At the least, a timely mid-winter visit to the boatyard (or door yard) may go a long way toward ensuring a timely and easy launch come spring. In some cases, that checkup may prevent serious and expensive repairs and launching delays.
Checking on a boat of any size during the winter requires safeguards, according to the BoatUS Foundation for Boating Safety and Clean Water. U.S. Coast Guard statistics show that January has the highest number of boat-related fatal accidents.
Here are some tips to keep in mind when planning a winter visit to the boat.
In Maine, most boats are stored ashore during the winter. If that’s the case, be extra careful when using a ladder to board a boat stored in the boatyard or on a trailer. Make sure the ladder is firmly planted and secured with a line at the top to avoid shifting. If possible, have someone hold the ladder while in use, and use a bucket and line tied to a cleat to move tools and supplies to keep hands free for the ladder.
Even a few inches of accumulated snow can have tremendous weight. Make sure that any tarps or other coverings haven’t been loosened and enough pitch remains for snow and ice to slide off. As during boating season, always “keep one hand on the boat” when adjusting covers or lines that are difficult to reach.
If the boat is stored on jack stands, check to be sure they haven’t moved, but never attempt to move or adjust one yourself – that’s the boatyard’s job. Do not tie off tarps to stands as winds could pull them out.
If yours is one of the relatively rare boats in Downeast Maine that spends the winter in the water, when you head down to visit don’t go alone. There’s a good chance that in the dead of winter no one would hear a call for help if you slipped on the dock or the boat and fell overboard.
If there’s ever a reason to wear a life jacket, and there are many, a winter boat visit may be the ideal time, especially if you’re solo. A little slip could have big consequences, and a life jacket could buy enough the time for self-rescue especially if you know where the dock ladders are located.
Fluffy snow can be deceptively slick, so save the smooth-soled boat shoes for the summer and wear something with traction. According to BoatUS Marine Insurance, slip and falls are a common claim occurring in a marina.

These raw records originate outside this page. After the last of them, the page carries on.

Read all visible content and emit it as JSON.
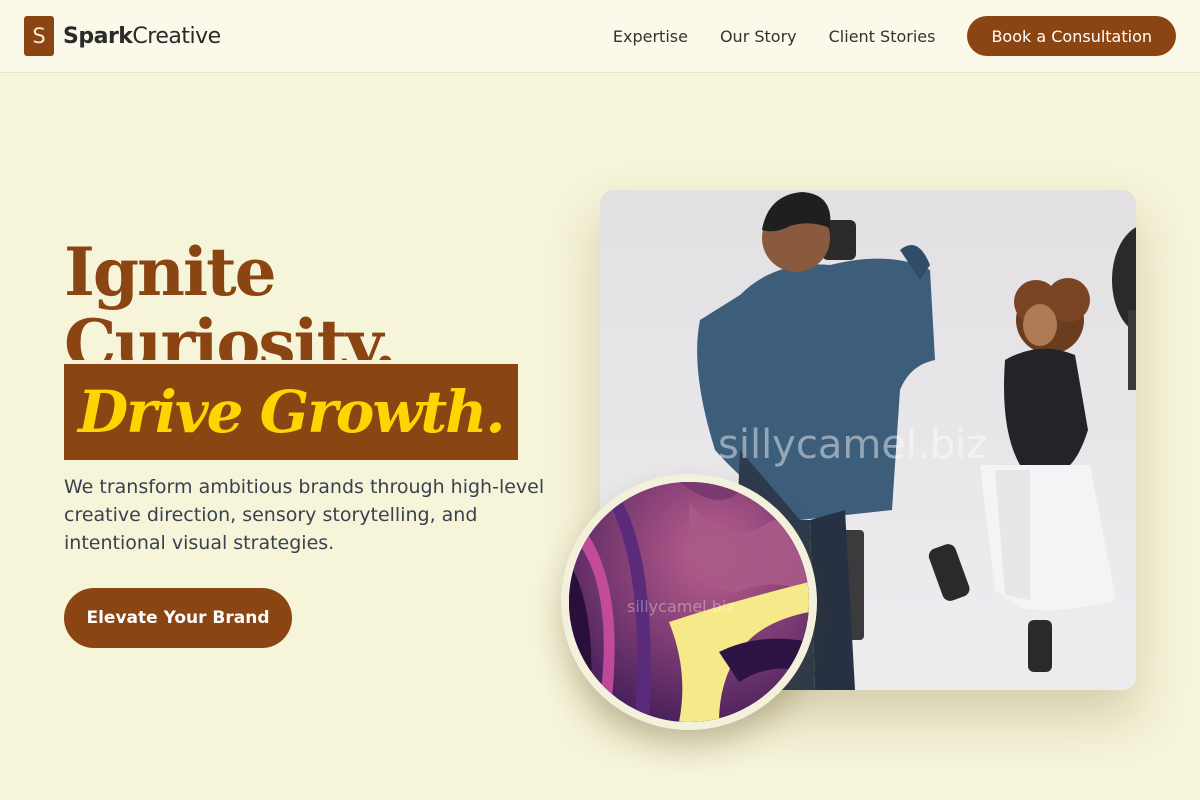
{
  "header": {
    "logo_letter": "S",
    "brand_bold": "Spark",
    "brand_light": "Creative",
    "nav": [
      "Expertise",
      "Our Story",
      "Client Stories"
    ],
    "cta_label": "Book a Consultation"
  },
  "hero": {
    "title_line1": "Ignite",
    "title_line2": "Curiosity.",
    "highlight": "Drive Growth.",
    "subtitle": "We transform ambitious brands through high-level creative direction, sensory storytelling, and intentional visual strategies.",
    "button_label": "Elevate Your Brand"
  },
  "images": {
    "photo_watermark": "sillycamel.biz",
    "circle_watermark": "sillycamel.biz"
  },
  "colors": {
    "accent": "#8b4513",
    "highlight_text": "#ffd400",
    "background": "#f6f4d9"
  }
}
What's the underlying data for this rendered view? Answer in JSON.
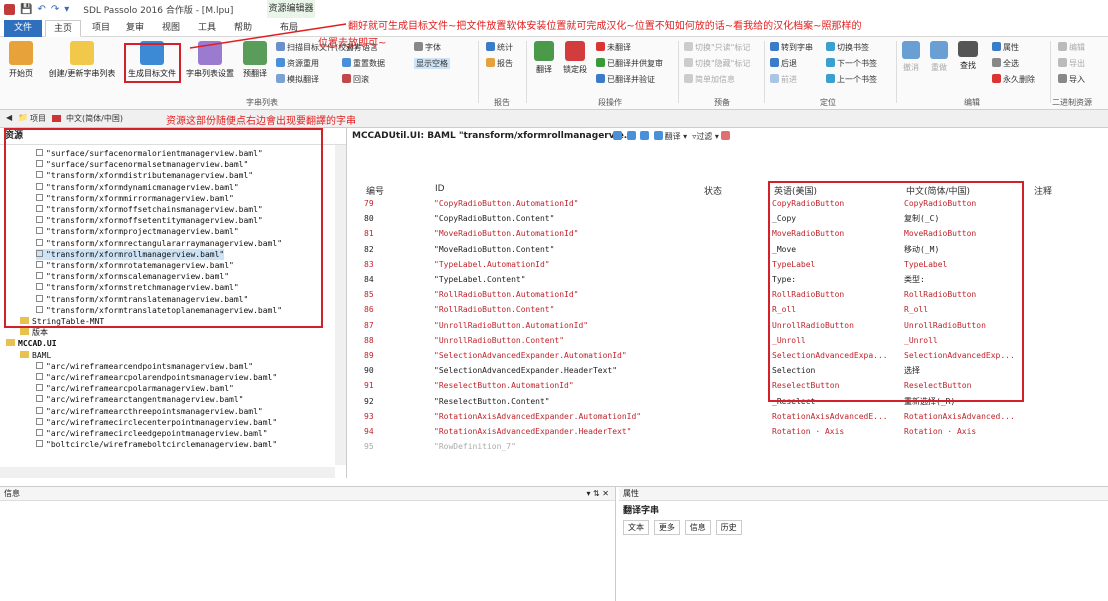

Shoveling or chipping away ice on your boat may cause damage. A stiff broom is best to clear a path.
For more tips on winter boat storage, additional information can be found at https://www.boatus.com/expert-advice/how-to-diy/winterization.